Having a diagnosis also means that your family is eligible for therapies and services, which can be transformative.
Anticipate difficult reactions.
Family members can have different reactions to hearing about a child's diagnosis. Sometimes it's a relief because there's an explanation for the things that are challenging. Relatives might also feel sad or overwhelmed. It's normal to experience a range of emotions. They might also reject the diagnosis, which can leave you feeling very hurt and isolated.
"Initially receiving a diagnosis is a very big event. Sometimes hearing a diagnosis challenges parents' perceptions of what they envisioned parenthood would be," says Dr. Silverman. This is also true for grandparents. "Sometimes relatives, like parents, need to take some extra time to put the pieces together. Frustration or confusion or anger—they are not uncommon. Sometimes we need time to process it," she says.
Let your family members express their feelings, but also tell them that you're working with a team of providers to do what's best for your child. You can also say that they are important to you and your child, so you hope they will be supportive.
Use your doctor if necessary.
If family members' reactions don't seem to be improving, Dr. Rosenthal recommends thinking about why they might be resistant. He says three common reasons are:
- They don't understand autism so they push it aside.
- They think they know what autism is and they don't agree it's the right diagnosis.
- They don't know how to handle it and it's overwhelming for them to consider.
"I've had situations where I've encouraged parents to have their extended family come in if that person was having trouble coping or understanding what was happening," he says.
"Psychoeducation can be helpful for everyone no matter what. If people have really big misconceptions about the diagnosis or are feeling helpless, this is an opportunity to educate them."
Dr. Rosenthal also notes that if you are currently going through the evaluation process, it can be a good idea to have your relatives come in for the feedback.
Dr. Silverman suggests that parents download the 100 Day Kit from Autism Speaks, which also has tips specifically for grandparents, brothers and sisters, and extended family members.
"I tell people to download this kit and then go on a 30 day internet fast," says Dr. Silverman. "Stay off of it. The great thing about the internet is that it gives us so much information, and the bad thing is that anybody who has an idea can write something and it can be toxic or incorrect. "
For family members who prefer books, she also recommends The Official Autism 101 Manual by Karen L. Simmons.
Ask people for help (and be specific!).
This can actually be a relief for you and the people you're asking because it's in our nature to want to help family and friends, but sometimes people don't because they aren't sure how or are afraid they might be overstepping. So if you want help, say it.

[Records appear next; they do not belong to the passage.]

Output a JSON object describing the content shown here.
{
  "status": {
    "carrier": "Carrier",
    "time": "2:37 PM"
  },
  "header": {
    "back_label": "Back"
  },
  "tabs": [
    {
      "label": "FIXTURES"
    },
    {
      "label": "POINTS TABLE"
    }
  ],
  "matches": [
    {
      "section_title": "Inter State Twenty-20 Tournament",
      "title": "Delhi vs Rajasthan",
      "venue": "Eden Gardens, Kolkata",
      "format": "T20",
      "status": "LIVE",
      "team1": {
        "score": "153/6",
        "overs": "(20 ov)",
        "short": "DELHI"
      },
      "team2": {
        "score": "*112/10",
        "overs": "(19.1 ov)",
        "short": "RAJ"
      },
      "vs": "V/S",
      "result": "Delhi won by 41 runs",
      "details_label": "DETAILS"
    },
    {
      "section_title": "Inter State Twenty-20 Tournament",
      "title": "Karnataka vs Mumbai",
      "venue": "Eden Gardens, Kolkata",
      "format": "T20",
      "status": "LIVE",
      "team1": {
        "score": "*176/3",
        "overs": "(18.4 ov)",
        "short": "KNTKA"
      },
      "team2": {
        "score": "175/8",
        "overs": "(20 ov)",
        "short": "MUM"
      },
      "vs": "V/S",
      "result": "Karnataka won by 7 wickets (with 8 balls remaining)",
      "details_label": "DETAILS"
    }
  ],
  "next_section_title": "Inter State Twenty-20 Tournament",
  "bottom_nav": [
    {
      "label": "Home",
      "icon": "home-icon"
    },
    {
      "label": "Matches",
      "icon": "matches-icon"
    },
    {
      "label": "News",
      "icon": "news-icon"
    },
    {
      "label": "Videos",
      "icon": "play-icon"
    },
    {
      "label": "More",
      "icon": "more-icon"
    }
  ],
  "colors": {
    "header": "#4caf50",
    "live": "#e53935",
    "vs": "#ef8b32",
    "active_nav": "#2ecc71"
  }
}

Talk with other parents.
Parents making sense of a new diagnosis can sometimes feel overwhelmed and alone. Dr. Silverman says that one of the most important things, besides getting good treatment, is spending time with other special needs parents. "Being in the company of other parents can make you feel strong rather than alone and isolated. It's important to have people who get it," she says. "They can say, 'Someone said that to me too, and it's so frustrating because that's not the way it is.' "
Your child's doctor might be able to recommend a local support group, or you could look online or network with other parents at special needs sports or activity groups.